Eglinton Park

Turf wars only worsen the park shortage problem in Toronto

Eglinton Park’s revamp could be on the back burner due to user group infighting in midtown

Columnist Karen Stintz is a former city councillor, elected in 2003, and was also chair of the TTC. She lives in Ward 16 with her family. 


Generally speaking, scarcity creates conflict, and this is particularly true when it comes to parkland. It is a long-established fact that midtown has a shortage of park and green space, and this deficiency is only getting worse as each new condo breaks ground.

The latest conflict swirling is around Eglinton Park.

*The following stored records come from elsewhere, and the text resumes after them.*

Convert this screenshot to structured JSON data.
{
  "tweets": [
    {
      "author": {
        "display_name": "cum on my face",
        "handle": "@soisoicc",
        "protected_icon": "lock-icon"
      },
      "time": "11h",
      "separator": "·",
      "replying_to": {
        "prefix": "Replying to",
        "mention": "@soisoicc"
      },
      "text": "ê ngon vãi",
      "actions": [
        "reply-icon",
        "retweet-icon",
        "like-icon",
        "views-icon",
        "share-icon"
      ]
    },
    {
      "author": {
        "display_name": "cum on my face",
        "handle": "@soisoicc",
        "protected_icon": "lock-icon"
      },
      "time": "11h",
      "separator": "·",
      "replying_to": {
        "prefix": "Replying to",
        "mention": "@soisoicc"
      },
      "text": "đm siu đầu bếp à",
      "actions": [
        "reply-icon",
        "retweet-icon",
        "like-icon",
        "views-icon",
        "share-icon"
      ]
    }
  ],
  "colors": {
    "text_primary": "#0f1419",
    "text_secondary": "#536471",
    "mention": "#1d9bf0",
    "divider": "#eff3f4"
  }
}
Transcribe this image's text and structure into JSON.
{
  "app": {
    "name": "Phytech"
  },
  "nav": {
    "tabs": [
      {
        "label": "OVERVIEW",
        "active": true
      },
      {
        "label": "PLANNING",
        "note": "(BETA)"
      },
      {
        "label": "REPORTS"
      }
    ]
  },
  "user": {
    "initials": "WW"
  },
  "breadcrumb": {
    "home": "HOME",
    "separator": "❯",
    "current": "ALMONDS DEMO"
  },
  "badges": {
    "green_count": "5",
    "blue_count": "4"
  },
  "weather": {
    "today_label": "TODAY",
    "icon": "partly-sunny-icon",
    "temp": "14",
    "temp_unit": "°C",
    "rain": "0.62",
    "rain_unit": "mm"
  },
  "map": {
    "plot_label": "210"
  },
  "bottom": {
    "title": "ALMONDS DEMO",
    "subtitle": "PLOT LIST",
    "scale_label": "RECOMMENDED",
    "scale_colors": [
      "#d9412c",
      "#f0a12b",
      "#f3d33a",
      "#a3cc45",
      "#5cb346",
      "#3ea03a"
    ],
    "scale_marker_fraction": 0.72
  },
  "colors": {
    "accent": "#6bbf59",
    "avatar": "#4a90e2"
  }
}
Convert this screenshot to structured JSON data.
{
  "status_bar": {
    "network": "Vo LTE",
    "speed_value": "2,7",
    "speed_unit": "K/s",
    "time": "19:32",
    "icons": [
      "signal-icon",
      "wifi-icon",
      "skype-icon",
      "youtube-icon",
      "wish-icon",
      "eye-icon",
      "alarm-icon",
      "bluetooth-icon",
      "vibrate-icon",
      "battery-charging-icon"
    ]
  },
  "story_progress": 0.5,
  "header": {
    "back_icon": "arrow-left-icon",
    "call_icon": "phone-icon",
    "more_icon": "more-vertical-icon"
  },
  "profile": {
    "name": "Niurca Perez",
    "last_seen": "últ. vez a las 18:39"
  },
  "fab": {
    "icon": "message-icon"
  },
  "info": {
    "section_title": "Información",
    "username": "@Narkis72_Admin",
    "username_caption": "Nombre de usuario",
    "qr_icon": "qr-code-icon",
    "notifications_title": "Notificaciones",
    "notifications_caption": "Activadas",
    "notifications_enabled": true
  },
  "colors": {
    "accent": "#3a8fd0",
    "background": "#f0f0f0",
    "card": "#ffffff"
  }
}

The park is always busy during the day and even into the night because it serves so many residents. Dog walkers convene in the morning and the evening; children are in the playground and wading pool; and the soccer and baseball clubs dominate the park during the spring and summer months. Tensions occasionally flare between user groups and those who live near and around the park.

The most common tension is between the dog owners and non–dog owners. Eglinton Park is officially an on-leash park, but many dog owners let their dogs run off leash. At 6:30 in the morning in the dead of winter it is not usually a problem, but it does become a problem when families are also trying to enjoy the park at 4 p.m. on a Saturday.

A few years ago, dog-owners tried to remedy this conflict by proposing an off-leash dog area in the park.

Every city councillor avoids having meetings about off-leash parks because there is never an answer that will satisfy the community. The way out of these meetings is bury the issue in a planning process that never concludes and pray that the tension subsides.

The city took the planning process for an Eglinton Park makeover very seriously. After several years and many meetings, the proposed plan featured significant changes to the existing green space, including a new off-leash dog area, a new baseball diamond, a reduction in the number of soccer fields and many other amenities.

Instead of resolving the tension, the plan has pitted park users against one another and created an entirely new level of conflict.

The dog owners have joined forces with the baseball league because the proposed off-leash area will use one existing diamond, with the trade-off being a new and improved diamond.

Unfortunately, the new and improved diamond will take space from the soccer league, so the soccer club is firmly against the plan and refuses to participate in any meetings on the matter.

Generally speaking, the neighbours are equally annoyed at the inconsiderate parking by the soccer parents and the inconsiderate dog owners who let their dogs run off leash, but have reluctantly decided to support the off-leash dog area if it means the dogs won’t run free in the park.

Councillor Mike Colle held a meeting to delay the master plan while he conducts his own consultations through a survey on his website.

The interesting part about this strategy is that the survey is now closed, and there is nothing about next steps for the plan. My guess is that the plan has gone away; however, tensions in the park remain because too many users are trying to use too little space.

One simple solution would be to implement off-leash times for dog walkers, a strategy that exists in cities such as Ottawa and New York. Dog owners are permitted to walk their dogs off-leash before 7:30 in the morning and after a set time in the evening.

Another solution is simply more consideration on the part of all users, and recognition that the park serves many constituencies.

In the meantime, the park will continue to be used the way that it has always been used.

Article exclusive to STREETS OF TORONTO